More and more homeowners are borrowing money from family and friends in order to bridge the financial gap so they can move up the property ladder.
This is because second-steppers are finding themselves short of an average of £25,450 to afford the next size property, even though they are likely to have gained equity in their current home.
According to the latest Lloyds Bank Second Steppers report, 58 per cent said they would not be able to move house without financial support from relatives or friends, and as many as 22 per cent will seek help from their parents to boost their deposit on the next house.
The amount second-steppers are asking for has increased over the year as well, typically borrowing £4,219 more than in 2017. This is despite them already having been lent an average of £19,824 to purchase their first property.
Mortgage products director at Lloyds Bank Andrew Mason said this financial support from family is “vital”, even though more homeowners are showing signs of optimism about the state of the property market.
“We continue to see parents make big sacrifices as their children return for help with housing for a second time,” Mr Mason stated.
Despite asking for financial assistance from loved ones, two-thirds of second-steppers make regular contributions into their savings account for the big move. This is an increase from 61 per cent in 2017, and as many as 47 per cent of homeowners now overpay their mortgage to boost their equity, a rise from 41 per cent last year.
Mr Masons stated overpaying into current mortgages will “ease the burden on parents”, as homeowners can save more money and reduce the total amount they owe.
According to the study, helping children move up the property ladder is putting financial pressure on many parents. More than half (54 per cent) use their own savings to help, while 48 per cent are considering downsizing so they can release equity in their home to lend to their kids.
Many plan to re-mortgage (two-fifths); 29 per cent said they will sell another home; and 19 per cent claim they would be more frugal with their cash by cutting down on holidays and extra spending so they can give their spare money to their children.
Apparently, it is not just steep costs that are holding second-steppers back from buying their next home. The survey found that 26 per cent had not found the right property for them to make this move yet.
However, it might be the case that they have not considered adapting the properties they have been looking at to suit their needs. For instance, if they have seen a house that lacks an extra sitting room, they could increase the overall footprint by fitting an orangery in Cheshire.

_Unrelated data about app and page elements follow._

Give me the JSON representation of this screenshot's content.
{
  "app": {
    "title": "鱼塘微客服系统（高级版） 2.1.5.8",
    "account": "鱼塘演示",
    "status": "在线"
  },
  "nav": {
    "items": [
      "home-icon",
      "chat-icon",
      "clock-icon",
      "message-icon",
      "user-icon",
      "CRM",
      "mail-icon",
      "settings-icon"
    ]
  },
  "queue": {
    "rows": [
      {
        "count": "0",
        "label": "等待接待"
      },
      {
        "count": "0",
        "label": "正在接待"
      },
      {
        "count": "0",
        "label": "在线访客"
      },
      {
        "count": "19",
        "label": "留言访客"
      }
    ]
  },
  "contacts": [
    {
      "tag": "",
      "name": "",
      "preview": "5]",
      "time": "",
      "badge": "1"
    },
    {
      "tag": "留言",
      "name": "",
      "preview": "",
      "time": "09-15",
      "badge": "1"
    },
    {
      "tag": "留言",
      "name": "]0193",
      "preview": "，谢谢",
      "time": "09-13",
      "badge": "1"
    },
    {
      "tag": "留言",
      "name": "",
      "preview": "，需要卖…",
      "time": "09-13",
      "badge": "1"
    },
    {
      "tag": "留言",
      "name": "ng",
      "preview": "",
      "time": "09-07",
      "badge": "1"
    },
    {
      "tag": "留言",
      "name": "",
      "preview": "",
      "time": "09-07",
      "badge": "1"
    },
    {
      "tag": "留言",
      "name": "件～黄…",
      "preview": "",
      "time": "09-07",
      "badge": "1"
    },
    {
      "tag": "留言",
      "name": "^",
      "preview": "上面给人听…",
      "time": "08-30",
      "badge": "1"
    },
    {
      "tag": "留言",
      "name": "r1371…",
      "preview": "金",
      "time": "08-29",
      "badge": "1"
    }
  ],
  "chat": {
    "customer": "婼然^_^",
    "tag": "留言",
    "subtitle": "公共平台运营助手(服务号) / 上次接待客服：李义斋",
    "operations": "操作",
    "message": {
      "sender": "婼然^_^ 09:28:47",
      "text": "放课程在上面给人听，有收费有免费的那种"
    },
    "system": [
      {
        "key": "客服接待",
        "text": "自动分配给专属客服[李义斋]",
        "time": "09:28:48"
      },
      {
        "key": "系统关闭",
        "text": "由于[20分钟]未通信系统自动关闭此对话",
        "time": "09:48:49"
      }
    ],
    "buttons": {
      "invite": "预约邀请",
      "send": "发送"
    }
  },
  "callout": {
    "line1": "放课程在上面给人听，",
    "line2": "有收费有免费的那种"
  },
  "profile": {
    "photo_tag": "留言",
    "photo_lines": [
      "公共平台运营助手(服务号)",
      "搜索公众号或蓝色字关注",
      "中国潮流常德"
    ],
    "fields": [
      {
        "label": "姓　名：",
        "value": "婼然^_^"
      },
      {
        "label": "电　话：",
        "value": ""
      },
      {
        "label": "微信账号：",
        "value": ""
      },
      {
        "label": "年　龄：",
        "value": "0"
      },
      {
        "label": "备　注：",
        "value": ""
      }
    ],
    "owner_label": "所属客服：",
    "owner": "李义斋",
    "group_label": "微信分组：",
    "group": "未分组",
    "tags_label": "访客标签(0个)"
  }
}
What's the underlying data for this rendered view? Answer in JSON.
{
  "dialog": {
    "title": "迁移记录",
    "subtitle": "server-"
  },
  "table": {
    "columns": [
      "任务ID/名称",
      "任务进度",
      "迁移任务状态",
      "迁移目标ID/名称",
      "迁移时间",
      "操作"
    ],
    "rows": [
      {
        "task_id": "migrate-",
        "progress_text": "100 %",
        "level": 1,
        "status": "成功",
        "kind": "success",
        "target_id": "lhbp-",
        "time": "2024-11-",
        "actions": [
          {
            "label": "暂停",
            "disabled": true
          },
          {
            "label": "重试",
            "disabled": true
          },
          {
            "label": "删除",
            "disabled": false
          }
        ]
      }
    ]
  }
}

Alternatively, if they want an open-plan kitchen diner, why not invest in a conservatory? This would allow them to extend their kitchen space and have their dining area in a bright room full of natural light.